Modern Wood Heating and Other Thermal Applications Offer a Big Opportunity.

It is used daily by homes, businesses and industrial facilities across the country, most frequently for space heating, water heating, andindustrial processes.

Using wood for heating, cooling and combined heat and power (CHP) in the U.S. would reduce greenhouse gas emissions, decrease our dependence on foreign fossil fuels, and create jobs in rural communities.

Energy efficiency measures the ratio of useful output compared to fuel input, acting like an energy return on investment.  Modern and commercially viable wood heating, cooling, and cogeneration technologies can reach efficiency levels of up to 80-90%. Biomass thermal technologies can generate more usable energy per unit of fuel than better known—and better funded—renewable biomass pathways.

However, nearly all government grants and incentives for renewable energy support the electricity and transportation sectors. Renewable sources of thermal energy have largely been forgotten in public policy.

Incentives are necessary to make modern wood heating and cooling more competitive in the marketplace with non-renewable sources of thermal energy.  Policy tools such as thermal renewable energy credits, production and investment tax credits, community grant programs, and biomass supply programs can grow the market and overcome initial adoption costs.  In time, with increasing market penetration, these incentives can be scaled down or eliminated.

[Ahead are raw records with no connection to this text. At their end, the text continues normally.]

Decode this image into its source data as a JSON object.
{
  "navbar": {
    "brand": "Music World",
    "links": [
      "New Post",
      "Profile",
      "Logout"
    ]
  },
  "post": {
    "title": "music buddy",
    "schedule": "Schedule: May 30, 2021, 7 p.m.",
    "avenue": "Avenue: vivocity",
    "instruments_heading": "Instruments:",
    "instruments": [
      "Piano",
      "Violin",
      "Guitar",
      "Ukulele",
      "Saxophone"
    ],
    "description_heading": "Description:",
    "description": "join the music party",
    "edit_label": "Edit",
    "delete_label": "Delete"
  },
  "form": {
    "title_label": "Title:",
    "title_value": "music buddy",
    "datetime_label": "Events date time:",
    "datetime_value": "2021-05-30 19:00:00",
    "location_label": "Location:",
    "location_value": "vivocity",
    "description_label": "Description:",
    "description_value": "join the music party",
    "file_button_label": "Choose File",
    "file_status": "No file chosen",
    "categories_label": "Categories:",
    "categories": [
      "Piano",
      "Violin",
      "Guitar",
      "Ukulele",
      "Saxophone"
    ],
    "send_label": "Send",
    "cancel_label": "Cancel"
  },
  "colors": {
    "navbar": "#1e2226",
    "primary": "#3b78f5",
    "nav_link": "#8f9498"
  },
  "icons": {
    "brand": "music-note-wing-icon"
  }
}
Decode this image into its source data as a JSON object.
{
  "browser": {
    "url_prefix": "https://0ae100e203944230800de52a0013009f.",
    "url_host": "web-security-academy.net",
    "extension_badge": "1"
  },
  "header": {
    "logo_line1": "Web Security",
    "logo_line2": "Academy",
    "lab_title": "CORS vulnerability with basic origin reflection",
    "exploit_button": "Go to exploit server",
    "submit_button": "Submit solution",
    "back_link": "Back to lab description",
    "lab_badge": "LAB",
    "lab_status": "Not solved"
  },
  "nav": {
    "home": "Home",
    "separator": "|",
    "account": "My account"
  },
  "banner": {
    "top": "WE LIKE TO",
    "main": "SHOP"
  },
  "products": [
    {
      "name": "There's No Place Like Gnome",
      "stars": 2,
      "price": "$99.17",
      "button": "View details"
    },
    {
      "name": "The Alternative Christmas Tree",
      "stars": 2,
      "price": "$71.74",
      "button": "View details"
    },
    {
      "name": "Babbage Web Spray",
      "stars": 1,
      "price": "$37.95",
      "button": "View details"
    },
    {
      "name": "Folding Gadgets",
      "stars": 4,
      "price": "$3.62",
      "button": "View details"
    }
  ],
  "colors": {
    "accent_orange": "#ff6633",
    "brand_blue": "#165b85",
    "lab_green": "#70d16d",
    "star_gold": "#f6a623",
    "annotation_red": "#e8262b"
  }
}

Federal support must be directed towards projects with the greatest commercial viability and technical merit, no matter their industry. Tax and incentive programs that level the playing field by recognizing the most efficient technologies will guide the U.S. towards energy independence more quickly, cleanly, and affordably.  Instead of being the forgotten renewable, biomass thermal must be a key element in America’s energy future.

BTEC works on behalf of you and your company to advance this renewable, low-carbon energy technology.

In 2017, we are:

Advocating for public policies that bring modern wood heating into the “mainstream.”

    1. Since the beginning of the year, we have generated bipartisan support for the Biomass Thermal Utilization Act (BTU Act), an investment tax credit for high-efficiency residential and commercial-sized wood boilers that achieves tax parity with other renewables. The BTU Act will be reintroduced in late June.
    2. We have revamped the Community Wood Energy Program, and are working with the Forests in the Farm Bill Coalition to include it in next year’s Farm Bill. Fourteen organizations endorsed our proposal for a 5-year $50 million annual program to cover up to 35% of the installed capital costs for high-efficiency low-emissions projects.
    3. After falling short in last year’s Energy Bill, we achieved recognition of carbon neutrality of forest-based biomass in this year’s omnibus spending bill.
    4. We are supporting appropriations for energy efficiency, US Forest Service, and rural development programs that support wood heating.
    5. We continue to support state level efforts in places like Oregon and Maine that recognize the economic and environmental benefits of wood heating.

Removing technical barriers to market expansion.

    1. By the end of this year, we will complete lab validation for the first US efficiency test method for commercial-sized boilers. The next step will be to turn it into a standard through a US standards organization.
    2. We continue to engage with the high-performance buildings community to integrate high-efficiency wood heating into green building standards. Our partners include the US Forest Service and US Department of Energy. This year, we came closer to including wood heating in the ASHRAE standard for high-performance buildings.
    3. We are collaborating with industry stakeholders to develop a US ANSI woodchip standard. In June, the standard will be open for public comment and review.
    4. We are continuing to develop the Wood Energy Financial Calculator, an online prefeasibility tool for project and facility managers to assess the cost and energy savings of switching from a fossil fuel fired heating system to a wood-fired heating system.

Developing a positive, fact-based narrative of modern wood heating.

    1. We are coordinating a strategic communications effort to collect and disseminate factsheets and testimonials on the successes and benefits of modern wood heating.
    2. We are helping to create a common language to talk about wood heating. This includes using terms such as “local jobs” and “most efficient use of wood resources.” We are working with the US Forest Service on this effort.
    3. We are recognizing industry leadership by our members by sharing their accomplishments on our website and in our newsletters.

For more information on modern wood heating, visit BTEC’s Resource Center

BTEC sustaining members